Wow, this is tough one. I used to live in Tampa, and my mom “snow birds” in Fort Myers, so I have a great love for the Florida Gulf. In Tampa, I used to spend Fridays at Fort Desoto State Park and Clearwater Beach, drifting around on a float, this Yo Gabba Gabba kite I used to have soaring above me. Big fan of the Atlantic, too. Long Island beaches and Provincetown. Now that I live in the West, the Pacific is growing on me. Palos Verdes. Venice. Santa Monica Beach. And a recent trip to Baja California and the Sea of Cortes. Kayaking in what Jacques Cousteau called “the world’s aquarium.” A flying fish flopped down into my boat. For real! Just teeming with marine life. Stingrays flipping and flopping around me. You can see like twenty feet down. But, at the risk of my family disowning me andthe revocation of my Cleveland card, I have to say Lake Erie.
I grew up swimming in the shadows of the hyperboloid cooling towers on its shores. My first memories were of the beach—raw sewage, Blatz beer bottles, cliff-nesting swallows and all. We lived in Willoughby, Ohio, a block or two from the Lake. My grandfather—never met him—drown in boating accident, so my parents sent me for swimming lessons around the time I was just trying to learn to walk. Having mastered both, by high school, I joined the swim team, and ultimately became a lifeguard. As a gangly teenager, I even pulled a 6 foot 4, 250 pound blue-lipped man from the bottom of a hotel pool.
Some summers, I spent every day (and some nights) at the beach. I still go to Headlands and Edgewater with my mom and brothers whenever I’m home. And someday, my brother Kevin and I want to take a boat all the way to Miami using inland waterways. Needless to say, the water in the Lake is cleaner—or at least clearer (thanks, zebra mussels), if not cleaner. I always say that on a good day, if you squint, you can pretend you’re at Martha’s Vineyard.
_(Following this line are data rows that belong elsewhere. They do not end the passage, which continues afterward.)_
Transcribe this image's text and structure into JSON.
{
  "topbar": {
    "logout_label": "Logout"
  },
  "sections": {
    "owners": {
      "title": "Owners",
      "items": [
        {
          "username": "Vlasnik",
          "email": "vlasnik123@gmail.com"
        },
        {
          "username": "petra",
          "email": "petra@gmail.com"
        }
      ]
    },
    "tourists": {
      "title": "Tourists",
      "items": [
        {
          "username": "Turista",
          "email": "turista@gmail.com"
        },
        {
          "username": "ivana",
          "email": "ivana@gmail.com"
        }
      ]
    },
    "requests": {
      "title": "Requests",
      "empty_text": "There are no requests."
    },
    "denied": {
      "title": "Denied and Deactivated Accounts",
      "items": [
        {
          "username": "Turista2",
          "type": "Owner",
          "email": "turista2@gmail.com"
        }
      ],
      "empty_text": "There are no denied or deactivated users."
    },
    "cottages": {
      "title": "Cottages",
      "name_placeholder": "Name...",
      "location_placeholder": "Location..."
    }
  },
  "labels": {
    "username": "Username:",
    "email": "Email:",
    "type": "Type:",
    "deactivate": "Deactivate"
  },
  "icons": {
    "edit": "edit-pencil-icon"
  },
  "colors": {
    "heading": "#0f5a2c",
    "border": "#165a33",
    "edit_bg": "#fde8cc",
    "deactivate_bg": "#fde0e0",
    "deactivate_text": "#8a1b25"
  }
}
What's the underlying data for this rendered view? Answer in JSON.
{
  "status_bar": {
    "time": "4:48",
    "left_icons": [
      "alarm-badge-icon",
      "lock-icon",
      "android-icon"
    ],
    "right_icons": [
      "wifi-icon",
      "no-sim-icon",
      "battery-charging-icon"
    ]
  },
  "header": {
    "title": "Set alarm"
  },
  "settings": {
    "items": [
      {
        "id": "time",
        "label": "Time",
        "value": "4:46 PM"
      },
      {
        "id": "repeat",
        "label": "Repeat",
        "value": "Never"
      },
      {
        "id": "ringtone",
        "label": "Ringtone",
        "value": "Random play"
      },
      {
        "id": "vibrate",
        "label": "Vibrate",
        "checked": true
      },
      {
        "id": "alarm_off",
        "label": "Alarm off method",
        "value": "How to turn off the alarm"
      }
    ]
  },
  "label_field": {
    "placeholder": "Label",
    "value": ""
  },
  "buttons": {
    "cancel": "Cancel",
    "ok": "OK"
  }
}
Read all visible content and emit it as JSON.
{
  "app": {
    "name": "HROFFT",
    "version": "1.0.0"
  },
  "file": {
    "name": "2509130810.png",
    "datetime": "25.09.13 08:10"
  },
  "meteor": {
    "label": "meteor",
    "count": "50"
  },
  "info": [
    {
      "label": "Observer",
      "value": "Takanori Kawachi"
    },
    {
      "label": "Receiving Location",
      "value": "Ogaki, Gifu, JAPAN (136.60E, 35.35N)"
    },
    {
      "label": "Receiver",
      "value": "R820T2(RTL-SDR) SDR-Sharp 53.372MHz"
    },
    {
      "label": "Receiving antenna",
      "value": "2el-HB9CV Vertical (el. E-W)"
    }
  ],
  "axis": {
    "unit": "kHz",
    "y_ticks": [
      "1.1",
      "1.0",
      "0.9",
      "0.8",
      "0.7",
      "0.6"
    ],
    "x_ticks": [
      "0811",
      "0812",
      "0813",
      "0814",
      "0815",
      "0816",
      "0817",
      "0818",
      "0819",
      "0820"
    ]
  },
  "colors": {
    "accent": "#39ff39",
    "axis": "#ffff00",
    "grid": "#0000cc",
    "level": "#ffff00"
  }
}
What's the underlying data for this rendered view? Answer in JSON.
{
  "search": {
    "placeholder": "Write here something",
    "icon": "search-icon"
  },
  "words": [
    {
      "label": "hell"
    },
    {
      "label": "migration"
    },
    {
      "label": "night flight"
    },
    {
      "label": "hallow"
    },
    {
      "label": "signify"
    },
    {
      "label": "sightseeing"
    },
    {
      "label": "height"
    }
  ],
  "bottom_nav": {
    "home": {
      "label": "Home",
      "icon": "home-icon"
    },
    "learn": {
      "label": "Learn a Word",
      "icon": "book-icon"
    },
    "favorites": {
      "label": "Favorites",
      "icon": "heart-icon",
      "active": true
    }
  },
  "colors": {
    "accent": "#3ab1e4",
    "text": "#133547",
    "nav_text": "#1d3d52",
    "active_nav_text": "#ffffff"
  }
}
Despite my love of the water, I currently live in Southern Utah in the middle of the desert, where I don’t know my butte from a bluff.
What small wonder makes your heart leap with joy?
Robyn, my long-haired tabby cat (maybe Maine coon?). I absolutely love when she chirps and trills at the birds outside the window. It’s completely hilarious and adorable.
What words of wisdom or writerly advice would you like to share with our readers?
Don’t ever stop. Writing is an act of subversion. We are socialized to be consumers—buy, eat, spend, consume. Produce! Make something instead. Poems, art, music, whatever. Even if people tell you it’s bad, or even if it isbad, keep doing it. There’s a blank page, you write, then it’s not. You made something, and no one can take that away from you. Sure, they can take the poem away, but not the experience of writing it. And that process, to me, may be the most important thing about writing.
This next question is from our last Photic Zone participant, Jack Bedell. He asks, “It’s one thing for writers concerned about the environment to inventory damage and injustice in the world, but what steps can we take in our work to turn this recognition into action?”
I’m not sure if poetry can “make anything happen.” Except for the writers themselves. All of the madness, injustice, and insanity surfaces in my own work in various ways. For me, poetry’s a kind steam valve. And it’s the only way I know how to express/address the absurdity of my own life—and in the larger world. It’s the mouthpiece that suits what I have to say. And maybe the only place where anyone listens. I think poetry about injustice, environmental destruction, disturbs people, but whether it calls them to action? I guess that’s for them to decide.
Cindy King’s work has appeared in The Sun, Callaloo, North American Review, African American Review, American Literary Review, TriQuarterly, Black Bird, River Styx, Black Warrior, Cincinnati Review, and elsewhere. You can hear her online at Weekend America, RHINO, and The Cortland Review. Her freelance work can be found at artsATL. She was born in Cleveland, Ohio and grew up swimming in the shadows of the hyperboloid cooling towers on the shores of Lake Erie. She currently lives in Utah, where she is an Assistant Professor of Creative Writing at Dixie State University and Editor of The Southern Quill.